→ **Exercise goal**
Show all the lines in the data below that include the word "background".

(Interface dataset entries)
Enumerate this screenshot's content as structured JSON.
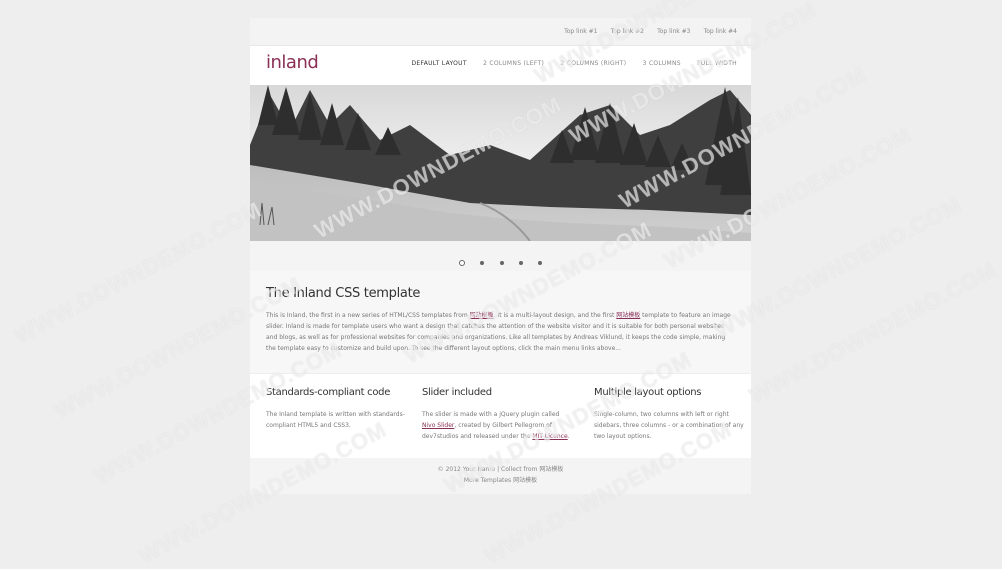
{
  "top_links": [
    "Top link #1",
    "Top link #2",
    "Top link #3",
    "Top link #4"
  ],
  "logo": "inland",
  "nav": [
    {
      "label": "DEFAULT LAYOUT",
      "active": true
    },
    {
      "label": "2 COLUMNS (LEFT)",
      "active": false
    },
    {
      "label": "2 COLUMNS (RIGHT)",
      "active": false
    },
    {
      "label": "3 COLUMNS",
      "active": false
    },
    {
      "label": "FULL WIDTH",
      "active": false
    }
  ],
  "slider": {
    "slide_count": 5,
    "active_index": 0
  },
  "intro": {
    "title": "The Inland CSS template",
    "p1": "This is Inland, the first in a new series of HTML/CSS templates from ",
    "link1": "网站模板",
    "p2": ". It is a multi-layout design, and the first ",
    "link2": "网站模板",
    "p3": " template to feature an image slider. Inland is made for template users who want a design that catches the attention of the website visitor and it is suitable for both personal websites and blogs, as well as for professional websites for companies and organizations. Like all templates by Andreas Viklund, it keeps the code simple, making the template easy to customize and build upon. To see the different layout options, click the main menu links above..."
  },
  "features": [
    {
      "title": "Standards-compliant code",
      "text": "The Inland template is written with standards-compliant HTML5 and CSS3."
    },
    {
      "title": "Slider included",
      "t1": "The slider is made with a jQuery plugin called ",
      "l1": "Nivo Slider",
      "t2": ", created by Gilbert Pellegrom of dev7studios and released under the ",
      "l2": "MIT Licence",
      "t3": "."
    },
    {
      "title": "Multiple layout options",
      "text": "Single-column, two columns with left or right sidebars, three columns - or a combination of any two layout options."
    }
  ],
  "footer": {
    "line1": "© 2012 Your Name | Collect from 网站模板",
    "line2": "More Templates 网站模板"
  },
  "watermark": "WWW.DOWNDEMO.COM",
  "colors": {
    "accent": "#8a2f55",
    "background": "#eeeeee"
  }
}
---
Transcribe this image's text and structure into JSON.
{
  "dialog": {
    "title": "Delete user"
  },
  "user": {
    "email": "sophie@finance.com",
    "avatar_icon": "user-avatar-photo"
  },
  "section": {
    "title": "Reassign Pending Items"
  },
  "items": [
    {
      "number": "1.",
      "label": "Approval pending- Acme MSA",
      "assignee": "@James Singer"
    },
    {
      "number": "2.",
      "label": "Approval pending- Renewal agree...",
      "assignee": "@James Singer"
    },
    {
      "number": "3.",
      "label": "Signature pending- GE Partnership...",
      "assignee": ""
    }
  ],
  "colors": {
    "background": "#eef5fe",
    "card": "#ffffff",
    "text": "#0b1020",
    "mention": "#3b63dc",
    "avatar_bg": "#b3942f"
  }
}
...
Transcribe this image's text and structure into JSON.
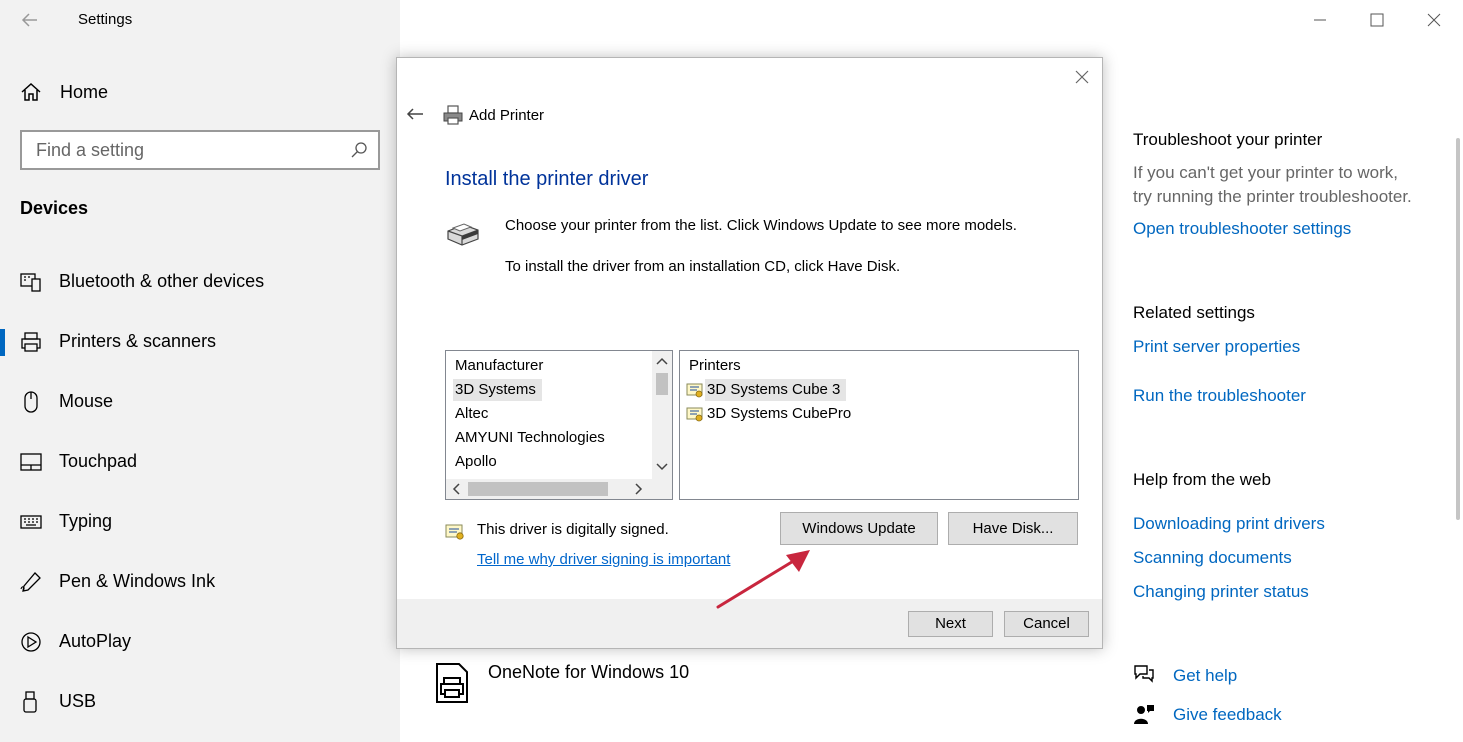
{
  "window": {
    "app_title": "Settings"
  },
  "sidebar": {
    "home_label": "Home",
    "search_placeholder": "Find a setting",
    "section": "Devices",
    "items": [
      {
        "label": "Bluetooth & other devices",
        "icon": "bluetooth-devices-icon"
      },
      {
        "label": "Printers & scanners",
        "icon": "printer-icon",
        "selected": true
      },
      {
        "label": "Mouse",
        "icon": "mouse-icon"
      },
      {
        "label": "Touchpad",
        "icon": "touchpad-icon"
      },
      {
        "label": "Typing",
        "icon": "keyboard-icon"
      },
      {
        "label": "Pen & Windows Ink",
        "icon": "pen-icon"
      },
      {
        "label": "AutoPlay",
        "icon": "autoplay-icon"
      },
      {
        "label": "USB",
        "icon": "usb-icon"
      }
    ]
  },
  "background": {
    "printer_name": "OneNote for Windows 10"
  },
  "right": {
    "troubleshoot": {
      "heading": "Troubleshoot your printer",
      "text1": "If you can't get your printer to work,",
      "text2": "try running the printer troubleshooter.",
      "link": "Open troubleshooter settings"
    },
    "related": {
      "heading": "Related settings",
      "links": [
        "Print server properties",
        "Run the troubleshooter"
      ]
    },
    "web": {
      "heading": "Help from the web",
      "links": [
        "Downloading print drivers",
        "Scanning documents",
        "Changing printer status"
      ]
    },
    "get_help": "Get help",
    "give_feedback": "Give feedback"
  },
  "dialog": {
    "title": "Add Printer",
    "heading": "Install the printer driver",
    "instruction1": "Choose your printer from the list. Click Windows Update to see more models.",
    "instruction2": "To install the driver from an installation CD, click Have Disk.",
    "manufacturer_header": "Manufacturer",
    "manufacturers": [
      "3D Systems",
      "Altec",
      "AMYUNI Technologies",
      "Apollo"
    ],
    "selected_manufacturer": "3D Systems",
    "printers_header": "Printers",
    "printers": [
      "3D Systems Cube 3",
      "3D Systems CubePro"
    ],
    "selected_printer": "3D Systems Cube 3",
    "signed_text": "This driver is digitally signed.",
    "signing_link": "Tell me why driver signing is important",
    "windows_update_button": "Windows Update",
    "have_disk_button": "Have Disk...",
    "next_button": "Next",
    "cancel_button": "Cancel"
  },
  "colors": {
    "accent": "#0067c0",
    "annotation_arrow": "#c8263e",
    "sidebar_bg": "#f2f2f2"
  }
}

→ **Exercise solution**
    "background": "#eeeeee"
    "background": "#eef5fe",
  "background": {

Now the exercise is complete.